He marched away towards the playpark, falling Sammy’s tracks. I followed behind. An angel is always a step ahead of you. ‘You asked me to help get you over an incline, which I did and that way was fine, but now you’re moping and in a mood. Fine. Some people never offer a crumb of praise to you and that’s understood.’
Woodland creatures filled all the trees and bushes. Fairy folk made a path for us as we made our way through them. Between the slide, the roundabout and the swings was the wheelbarrow borrowed from number 20, with the diamond uncovered.

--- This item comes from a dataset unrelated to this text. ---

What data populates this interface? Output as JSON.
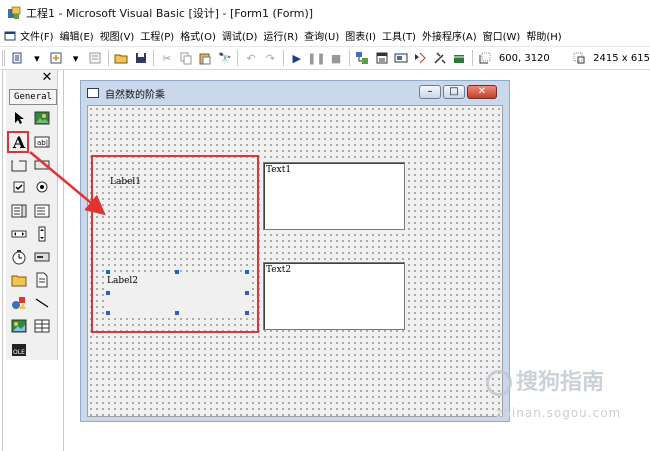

‘Beautiful, isn’t it,’ Muddleduck suggested. ‘Watch and see moonlight will climb inside and play and all creatures begin to sway. All fear will fall. All that is not right will be revealed in plain sight. For a moment or two all of heaven will sing to you. A flash and your world will turn to ash. That shaking will be your making. Ever after you will loss the mundane, the world will be your gain.’
The diamond began to glow and grow, green and pink, became red, and blue a violet instead. I was thrown backwards when the white light exploded into a million stars of the night, fragments piercing my eyes.
When I woke up in bed Muddleduck was away. I got out of bed and looked out the window, I heard mum coming up the stairs. Outside snow drifted and curled lazily down, bringing clouds to the ground. A world of white, quiet and contented initself. I saw Sammy the hedgehog poking his head out from underneath the garden hut next door. ‘You should be sleeping,’ I said to Sammy, a word of warning, even though he wouldn’t be able to hear me, because he was too far away, but Muddleduck had told me sometimes it’s best to just speak your mind.
When mum opened the door I saw the fear in her eyes. She was across beside me in a flash, palm of her hand against my forehead, running her hands up and down my arms and legs. ‘You should be in bed.’
‘Why?’ There was no longer a hitch in my voice, where the asthma had been. ‘I’m no’ tired. And I’m starving. Whit’s for breakfast?’
Mum got on her knees, flung her arms around me and hugged me so tight, rocking back and forward with her hand behind my neck it hurt. She started greeting and slobbering all over me. She let me go for a second and kissed both cheeks, with a snuffling sound.
‘It’s all right mum, I’m no’ that hungry. I’ll no’ eat everything.’
‘I thought I was going to lose you.’ Mum squeezed my warm hand.
‘How where was I goin’?’ I asked.
She didn’t answer, but I wasn’t that bothered. I thought I could ask Muddleduck later on, but I never saw him again except in flashes, when I smelled wood smoke and I saw evidence of his sneaking about.